And indeed, the NPM package has been pushed towards the Azure Artifacts. The generated version number has been respected since the initial version number inside our
package.json file is set to 0.0.1.
Incrementing patch, minor and major versions
So, new versions can be generated. That’s awesome! Let’s test this by committing and pushing a small change to the repository. This immediately triggers a new build and finishes after around twenty seconds.
This new build automatically increments the patch version. But how about the minor and the major versions? How can these be incremented?
GitVersion offers multiple possibilities to increment these versions manually. These are:
- setting a
next-versionproperty in the GitVersion Configuration. This serves only as a base version,
- using the branch name.
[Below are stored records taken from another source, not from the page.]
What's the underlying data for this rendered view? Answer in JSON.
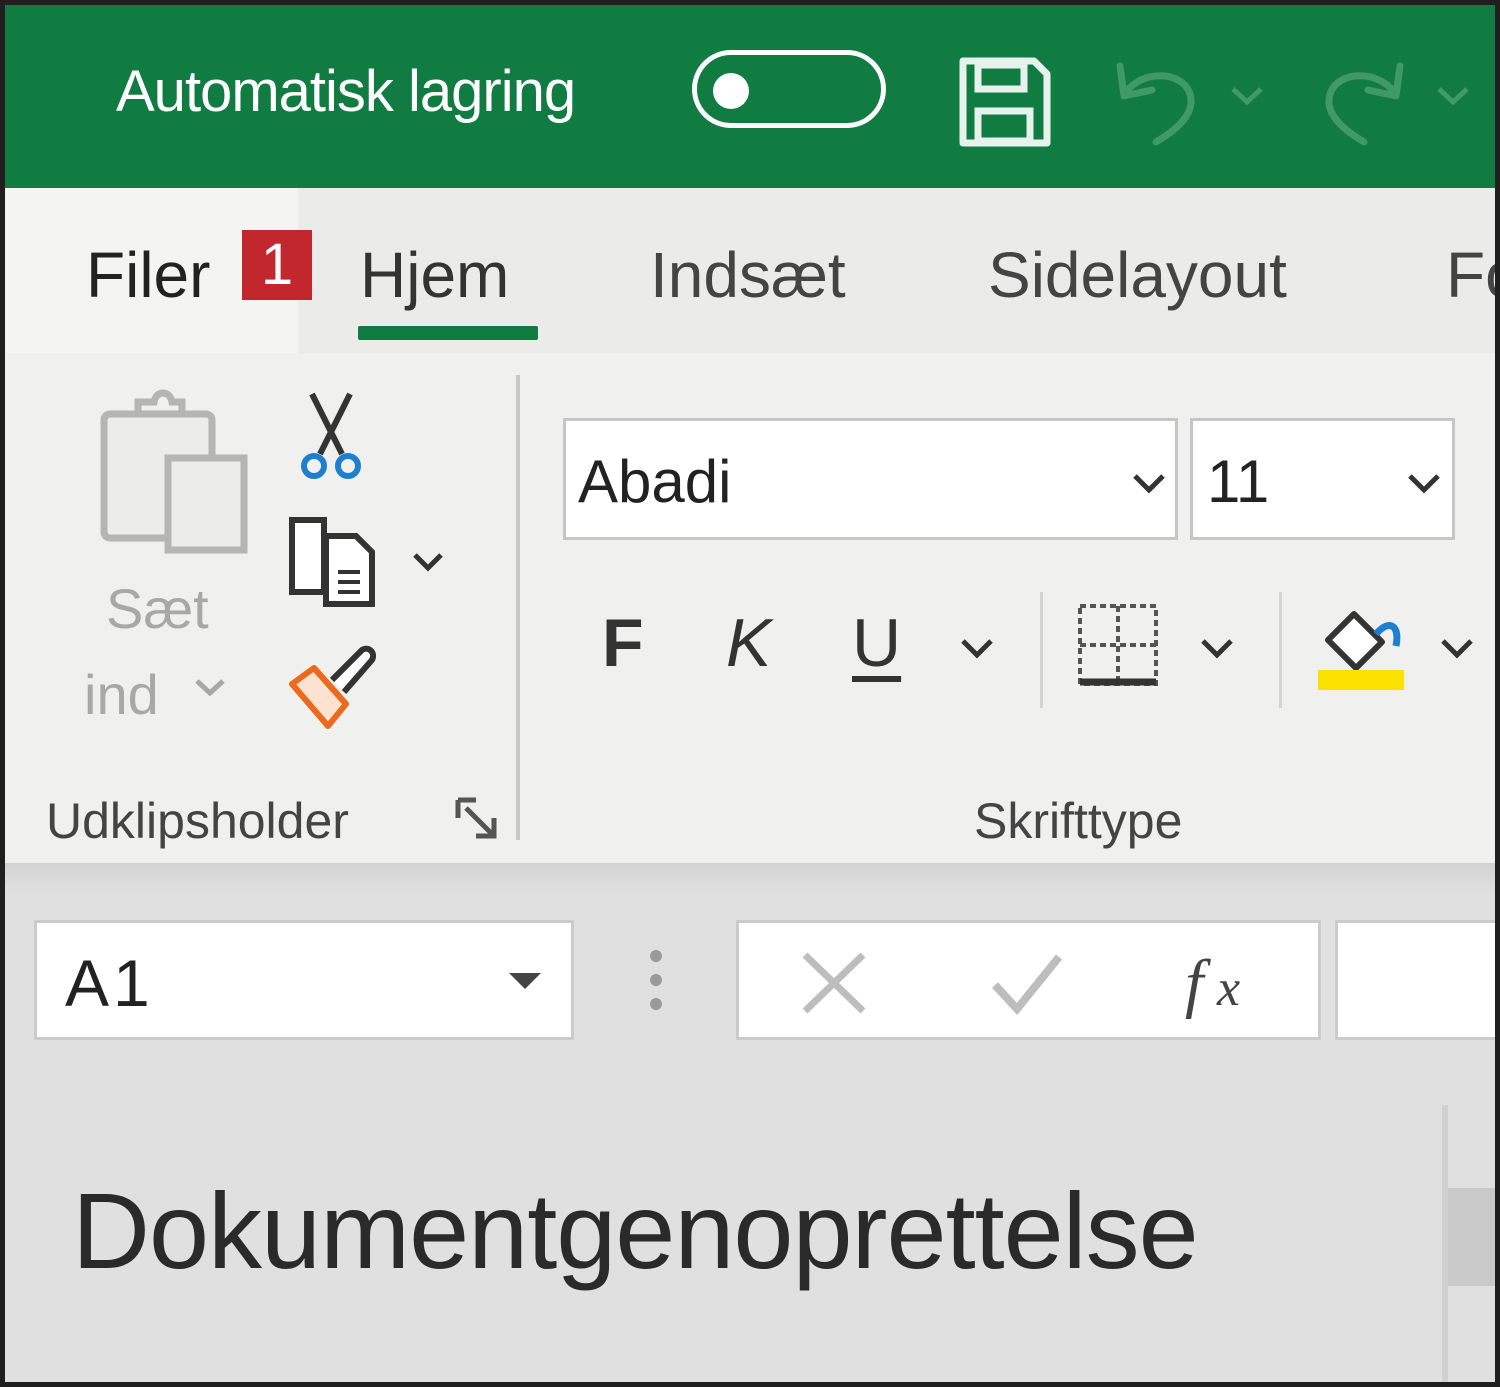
{
  "titlebar": {
    "autosave_label": "Automatisk lagring",
    "autosave_on": false,
    "accent_color": "#107c41"
  },
  "tabs": [
    {
      "label": "Filer",
      "active": false
    },
    {
      "label": "Hjem",
      "active": true
    },
    {
      "label": "Indsæt",
      "active": false
    },
    {
      "label": "Sidelayout",
      "active": false
    },
    {
      "label": "Fo",
      "active": false
    }
  ],
  "badge": {
    "text": "1",
    "color": "#c1272d"
  },
  "clipboard": {
    "paste_label_line1": "Sæt",
    "paste_label_line2": "ind",
    "group_label": "Udklipsholder",
    "icons": [
      "paste-icon",
      "cut-icon",
      "copy-icon",
      "format-painter-icon",
      "dialog-launcher-icon"
    ]
  },
  "font": {
    "font_name": "Abadi",
    "font_size": "11",
    "bold_label": "F",
    "italic_label": "K",
    "underline_label": "U",
    "group_label": "Skrifttype",
    "fill_color": "#fce100",
    "icons": [
      "borders-icon",
      "fill-color-icon"
    ]
  },
  "formula_bar": {
    "name_box": "A1",
    "formula": "",
    "icons": [
      "cancel-icon",
      "enter-icon",
      "fx-icon"
    ]
  },
  "pane": {
    "heading": "Dokumentgenoprettelse"
  }
}
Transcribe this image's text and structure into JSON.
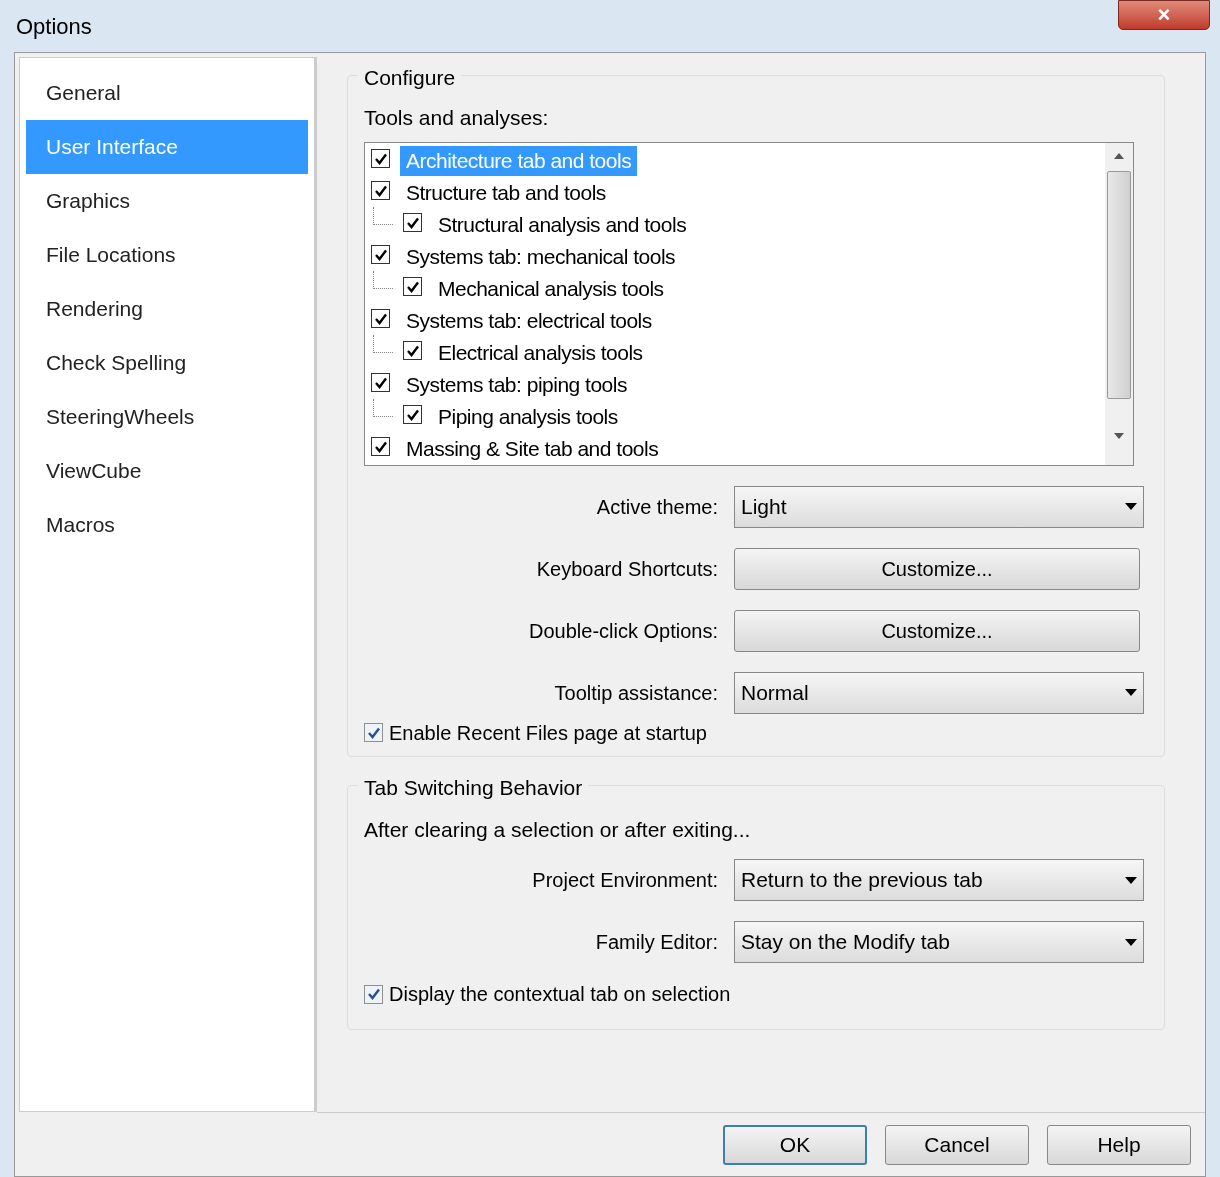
{
  "window": {
    "title": "Options",
    "close": "×"
  },
  "sidebar": {
    "items": [
      {
        "label": "General",
        "selected": false
      },
      {
        "label": "User Interface",
        "selected": true
      },
      {
        "label": "Graphics",
        "selected": false
      },
      {
        "label": "File Locations",
        "selected": false
      },
      {
        "label": "Rendering",
        "selected": false
      },
      {
        "label": "Check Spelling",
        "selected": false
      },
      {
        "label": "SteeringWheels",
        "selected": false
      },
      {
        "label": "ViewCube",
        "selected": false
      },
      {
        "label": "Macros",
        "selected": false
      }
    ]
  },
  "configure": {
    "title": "Configure",
    "list_label": "Tools and analyses:",
    "tools": [
      {
        "label": "Architecture tab and tools",
        "checked": true,
        "selected": true
      },
      {
        "label": "Structure tab and tools",
        "checked": true,
        "selected": false,
        "children": [
          {
            "label": "Structural analysis and tools",
            "checked": true,
            "selected": false
          }
        ]
      },
      {
        "label": "Systems tab: mechanical tools",
        "checked": true,
        "selected": false,
        "children": [
          {
            "label": "Mechanical analysis tools",
            "checked": true,
            "selected": false
          }
        ]
      },
      {
        "label": "Systems tab: electrical tools",
        "checked": true,
        "selected": false,
        "children": [
          {
            "label": "Electrical analysis tools",
            "checked": true,
            "selected": false
          }
        ]
      },
      {
        "label": "Systems tab: piping tools",
        "checked": true,
        "selected": false,
        "children": [
          {
            "label": "Piping analysis tools",
            "checked": true,
            "selected": false
          }
        ]
      },
      {
        "label": "Massing & Site tab and tools",
        "checked": true,
        "selected": false
      }
    ],
    "settings": [
      {
        "kind": "dropdown",
        "label": "Active theme:",
        "value": "Light"
      },
      {
        "kind": "button",
        "label": "Keyboard Shortcuts:",
        "value": "Customize..."
      },
      {
        "kind": "button",
        "label": "Double-click Options:",
        "value": "Customize..."
      },
      {
        "kind": "dropdown",
        "label": "Tooltip assistance:",
        "value": "Normal"
      }
    ],
    "recent_files": {
      "label": "Enable Recent Files page at startup",
      "checked": true
    }
  },
  "tab_switching": {
    "title": "Tab Switching Behavior",
    "description": "After clearing a selection or after exiting...",
    "settings": [
      {
        "kind": "dropdown",
        "label": "Project Environment:",
        "value": "Return to the previous tab"
      },
      {
        "kind": "dropdown",
        "label": "Family Editor:",
        "value": "Stay on the Modify tab"
      }
    ],
    "contextual": {
      "label": "Display the contextual tab on selection",
      "checked": true
    }
  },
  "buttons": [
    "OK",
    "Cancel",
    "Help"
  ]
}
By setting the branch name to release-1.0.1 or release/1.0.1, GitVersion will use that version for all builds on that branch, with an incremented number as label,
- tagging the commit, GitVersion will use that tag as the version number,
- using the commit messages.
With the last one, adding
+semver: breaking or
+semver: major to the commit message will increment the major version. By using
+semver: feature or
+semver: minor inside the commit message, the minor version will be increased. And finally, with
+semver: patch or
+semver: fix in the commit message, the patch version will be incremented.
When committing the message “Big change +semver: major”, GitVersion indeed increases the major version and will use 1.0.0.
When checking Azure Artifacts, we can draw the conclusion that the determined version is indeed respected and used.
With semantic versions it’s possible to generate descriptive versions for your applications.
GitVersion offers an easy approach to integrate automatically generated semantic versions in your CI/CD pipelines. With the help of Git branching strategies and GitVersion Configuration, integration is easy and flexible. Major, minor and patch versions can be easily updated through different possibilities.